A big selling point for Premiere Pro CS3 is interoperability among Adobe applications. This is the tightest integration with After Effects, Photoshop and Illustrator, and if you buy CS3 Production Premium, you gain Dynamic Link and Bridge. The latter is a straightforward asset management application to track and sort media. Bridge is launched whenever you choose Browse from any Adobe application. After Effects compositions dropped onto a Premiere Pro timeline are kept “live” via Dynamic Link. When changes are made in After Effects, the composition is automatically updated within the Premiere Pro sequence.
Encore CS3 is part of any package that includes Premiere Pro CS3. It’s a solid authoring application with the best Photoshop integration available, but Final Cut users will like it because it gives them a way to author Blu-ray DVDs. In fact, you can use Encore to encode and author standard DVDs, Blu-ray DVDs and interactive Flash projects from a single project file. In addition, you can author simple one-off DVDs straight from the Premiere Pro timeline.
The Rest of the Package
I had been skeptical about the market for Adobe’s return to Mac editing, which is dominated by Apple’s Final Cut Pro; however, Premiere Pro CS3 is a worthy competitor. After Effects users will feel right at home in Premiere Pro. In fact, I suspect many Premiere Pro users on the Mac will be die-hard visual effects compositors who need video support but aren’t really interested in buying Final Cut Studio. On the other hand, there are plenty of Final Cut users who will see the value of having the tools offered in CS3 Production Premium and might just end up using Premiere Pro as their secondary NLE. Reasons to do this might include better interoperability with After Effects, direct-to-DVD authoring or use of Adobe’s Clip Notes review-and-approval feature.

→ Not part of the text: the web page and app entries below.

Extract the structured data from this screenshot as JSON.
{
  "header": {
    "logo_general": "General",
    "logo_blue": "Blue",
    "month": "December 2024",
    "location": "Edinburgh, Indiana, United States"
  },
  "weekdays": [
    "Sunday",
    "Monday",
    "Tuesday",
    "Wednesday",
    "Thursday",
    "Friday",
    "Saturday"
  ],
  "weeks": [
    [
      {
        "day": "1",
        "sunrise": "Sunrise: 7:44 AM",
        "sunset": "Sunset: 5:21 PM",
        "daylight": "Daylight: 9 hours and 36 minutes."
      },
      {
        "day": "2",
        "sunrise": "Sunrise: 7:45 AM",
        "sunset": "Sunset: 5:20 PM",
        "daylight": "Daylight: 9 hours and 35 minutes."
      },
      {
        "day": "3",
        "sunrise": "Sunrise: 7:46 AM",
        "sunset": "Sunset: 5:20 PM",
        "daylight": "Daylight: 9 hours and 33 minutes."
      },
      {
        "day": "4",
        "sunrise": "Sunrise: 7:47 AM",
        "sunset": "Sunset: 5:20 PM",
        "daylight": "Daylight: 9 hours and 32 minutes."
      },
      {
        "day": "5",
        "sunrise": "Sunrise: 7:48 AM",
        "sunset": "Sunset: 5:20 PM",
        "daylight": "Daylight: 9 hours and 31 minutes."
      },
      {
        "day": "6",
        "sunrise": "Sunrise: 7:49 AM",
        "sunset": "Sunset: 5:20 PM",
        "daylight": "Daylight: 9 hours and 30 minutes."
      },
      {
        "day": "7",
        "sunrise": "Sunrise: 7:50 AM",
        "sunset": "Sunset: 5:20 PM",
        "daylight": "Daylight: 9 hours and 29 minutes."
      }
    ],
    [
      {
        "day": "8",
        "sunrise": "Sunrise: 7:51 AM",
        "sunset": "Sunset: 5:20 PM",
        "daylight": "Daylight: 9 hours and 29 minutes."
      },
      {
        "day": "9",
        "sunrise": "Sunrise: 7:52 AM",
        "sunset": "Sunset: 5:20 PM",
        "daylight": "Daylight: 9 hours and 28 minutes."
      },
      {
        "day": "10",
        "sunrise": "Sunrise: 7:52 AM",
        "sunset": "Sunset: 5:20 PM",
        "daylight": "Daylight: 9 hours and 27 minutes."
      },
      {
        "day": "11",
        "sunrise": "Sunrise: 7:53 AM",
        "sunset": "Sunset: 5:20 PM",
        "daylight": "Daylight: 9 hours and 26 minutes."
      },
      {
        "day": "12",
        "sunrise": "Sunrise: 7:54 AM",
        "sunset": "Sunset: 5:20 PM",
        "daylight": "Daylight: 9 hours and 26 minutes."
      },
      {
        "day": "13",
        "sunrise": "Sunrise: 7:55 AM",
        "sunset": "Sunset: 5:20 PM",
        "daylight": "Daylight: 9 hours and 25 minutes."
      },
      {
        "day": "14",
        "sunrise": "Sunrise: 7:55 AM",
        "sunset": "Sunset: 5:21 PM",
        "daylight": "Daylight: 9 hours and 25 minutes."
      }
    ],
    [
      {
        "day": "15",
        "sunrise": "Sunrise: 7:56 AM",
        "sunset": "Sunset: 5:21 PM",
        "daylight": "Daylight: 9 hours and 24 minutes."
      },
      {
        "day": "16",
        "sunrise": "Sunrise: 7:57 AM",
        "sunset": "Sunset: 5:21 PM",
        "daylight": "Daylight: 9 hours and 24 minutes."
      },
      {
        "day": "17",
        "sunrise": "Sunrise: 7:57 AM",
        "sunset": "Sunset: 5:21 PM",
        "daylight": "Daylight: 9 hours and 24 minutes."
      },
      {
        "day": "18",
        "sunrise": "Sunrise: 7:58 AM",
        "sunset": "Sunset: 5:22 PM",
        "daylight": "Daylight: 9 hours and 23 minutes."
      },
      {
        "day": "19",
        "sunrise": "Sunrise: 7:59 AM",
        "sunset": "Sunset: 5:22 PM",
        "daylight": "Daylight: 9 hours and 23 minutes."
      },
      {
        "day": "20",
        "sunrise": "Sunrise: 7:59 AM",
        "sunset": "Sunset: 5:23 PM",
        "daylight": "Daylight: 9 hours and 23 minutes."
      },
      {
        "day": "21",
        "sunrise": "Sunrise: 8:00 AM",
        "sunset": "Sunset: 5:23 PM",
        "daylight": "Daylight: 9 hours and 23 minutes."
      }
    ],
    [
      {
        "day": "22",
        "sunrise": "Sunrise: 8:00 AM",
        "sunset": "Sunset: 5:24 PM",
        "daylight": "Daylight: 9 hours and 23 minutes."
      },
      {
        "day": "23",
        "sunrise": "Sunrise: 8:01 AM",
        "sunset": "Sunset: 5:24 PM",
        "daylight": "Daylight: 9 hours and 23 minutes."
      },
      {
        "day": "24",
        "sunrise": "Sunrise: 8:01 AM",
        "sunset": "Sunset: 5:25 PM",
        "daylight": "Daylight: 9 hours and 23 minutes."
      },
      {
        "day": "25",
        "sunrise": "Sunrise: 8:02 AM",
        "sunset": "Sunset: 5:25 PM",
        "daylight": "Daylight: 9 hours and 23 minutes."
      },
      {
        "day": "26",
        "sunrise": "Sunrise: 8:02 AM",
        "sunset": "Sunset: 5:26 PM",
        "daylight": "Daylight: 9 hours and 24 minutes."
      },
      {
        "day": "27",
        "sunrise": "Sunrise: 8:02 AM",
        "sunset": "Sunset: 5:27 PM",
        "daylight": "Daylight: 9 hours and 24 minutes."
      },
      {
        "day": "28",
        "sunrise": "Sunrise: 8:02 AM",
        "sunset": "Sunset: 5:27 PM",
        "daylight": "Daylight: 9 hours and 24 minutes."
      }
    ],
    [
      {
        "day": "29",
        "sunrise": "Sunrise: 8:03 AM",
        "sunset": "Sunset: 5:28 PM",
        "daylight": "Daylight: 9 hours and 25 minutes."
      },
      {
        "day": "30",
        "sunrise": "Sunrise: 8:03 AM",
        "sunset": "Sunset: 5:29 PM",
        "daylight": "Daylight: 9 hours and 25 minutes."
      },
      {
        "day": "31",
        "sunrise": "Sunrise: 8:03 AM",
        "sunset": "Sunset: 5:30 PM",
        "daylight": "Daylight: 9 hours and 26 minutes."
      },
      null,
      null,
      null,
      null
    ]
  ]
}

Regardless of your needs, Adobe Premiere Pro CS3 adds features you’ll want to use, and many editors will make it their preference after just a single project.